◆ **PROMPT**: Set down every entry exactly as it was written.

◆ **DATA FOR REVIEW**:
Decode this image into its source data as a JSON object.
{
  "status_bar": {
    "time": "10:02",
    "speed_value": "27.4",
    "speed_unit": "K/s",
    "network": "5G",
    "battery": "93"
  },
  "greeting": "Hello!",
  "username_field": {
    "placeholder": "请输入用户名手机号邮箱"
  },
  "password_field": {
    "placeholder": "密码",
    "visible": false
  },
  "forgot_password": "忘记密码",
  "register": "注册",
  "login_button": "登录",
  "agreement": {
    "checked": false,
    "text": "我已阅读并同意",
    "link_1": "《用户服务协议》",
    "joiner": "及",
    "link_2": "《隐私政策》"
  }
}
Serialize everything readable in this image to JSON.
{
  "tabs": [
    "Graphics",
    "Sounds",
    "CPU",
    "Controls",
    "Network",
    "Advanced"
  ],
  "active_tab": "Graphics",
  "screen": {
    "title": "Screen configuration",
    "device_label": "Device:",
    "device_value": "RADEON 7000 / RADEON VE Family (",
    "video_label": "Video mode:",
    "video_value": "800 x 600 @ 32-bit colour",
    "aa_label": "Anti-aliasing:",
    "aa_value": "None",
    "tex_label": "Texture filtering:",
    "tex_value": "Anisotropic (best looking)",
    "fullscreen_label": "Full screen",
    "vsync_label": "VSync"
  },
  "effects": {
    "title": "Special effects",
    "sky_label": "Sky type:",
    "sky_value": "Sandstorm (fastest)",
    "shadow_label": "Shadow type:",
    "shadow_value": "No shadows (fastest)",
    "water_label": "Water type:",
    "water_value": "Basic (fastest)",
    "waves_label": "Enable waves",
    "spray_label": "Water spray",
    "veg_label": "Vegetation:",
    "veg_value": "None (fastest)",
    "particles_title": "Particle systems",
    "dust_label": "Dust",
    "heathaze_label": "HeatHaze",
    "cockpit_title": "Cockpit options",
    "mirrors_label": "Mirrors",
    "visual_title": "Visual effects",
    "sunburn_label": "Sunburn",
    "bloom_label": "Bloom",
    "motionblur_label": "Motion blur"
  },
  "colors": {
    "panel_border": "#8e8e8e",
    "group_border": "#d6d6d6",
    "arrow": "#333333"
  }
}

◆ **TASK RESULT**:
Decode this image into its source data as a JSON object.
{
  "status_bar": {
    "time": "10:02",
    "speed_value": "27.4",
    "speed_unit": "K/s",
    "network": "5G",
    "battery": "93"
  },
  "greeting": "Hello!",
  "username_field": {
    "placeholder": "请输入用户名手机号邮箱"
  },
  "password_field": {
    "placeholder": "密码",
    "visible": false
  },
  "forgot_password": "忘记密码",
  "register": "注册",
  "login_button": "登录",
  "agreement": {
    "checked": false,
    "text": "我已阅读并同意",
    "link_1": "《用户服务协议》",
    "joiner": "及",
    "link_2": "《隐私政策》"
  }
}
Serialize everything readable in this image to JSON.
{
  "tabs": [
    "Graphics",
    "Sounds",
    "CPU",
    "Controls",
    "Network",
    "Advanced"
  ],
  "active_tab": "Graphics",
  "screen": {
    "title": "Screen configuration",
    "device_label": "Device:",
    "device_value": "RADEON 7000 / RADEON VE Family (",
    "video_label": "Video mode:",
    "video_value": "800 x 600 @ 32-bit colour",
    "aa_label": "Anti-aliasing:",
    "aa_value": "None",
    "tex_label": "Texture filtering:",
    "tex_value": "Anisotropic (best looking)",
    "fullscreen_label": "Full screen",
    "vsync_label": "VSync"
  },
  "effects": {
    "title": "Special effects",
    "sky_label": "Sky type:",
    "sky_value": "Sandstorm (fastest)",
    "shadow_label": "Shadow type:",
    "shadow_value": "No shadows (fastest)",
    "water_label": "Water type:",
    "water_value": "Basic (fastest)",
    "waves_label": "Enable waves",
    "spray_label": "Water spray",
    "veg_label": "Vegetation:",
    "veg_value": "None (fastest)",
    "particles_title": "Particle systems",
    "dust_label": "Dust",
    "heathaze_label": "HeatHaze",
    "cockpit_title": "Cockpit options",
    "mirrors_label": "Mirrors",
    "visual_title": "Visual effects",
    "sunburn_label": "Sunburn",
    "bloom_label": "Bloom",
    "motionblur_label": "Motion blur"
  },
  "colors": {
    "panel_border": "#8e8e8e",
    "group_border": "#d6d6d6",
    "arrow": "#333333"
  }
}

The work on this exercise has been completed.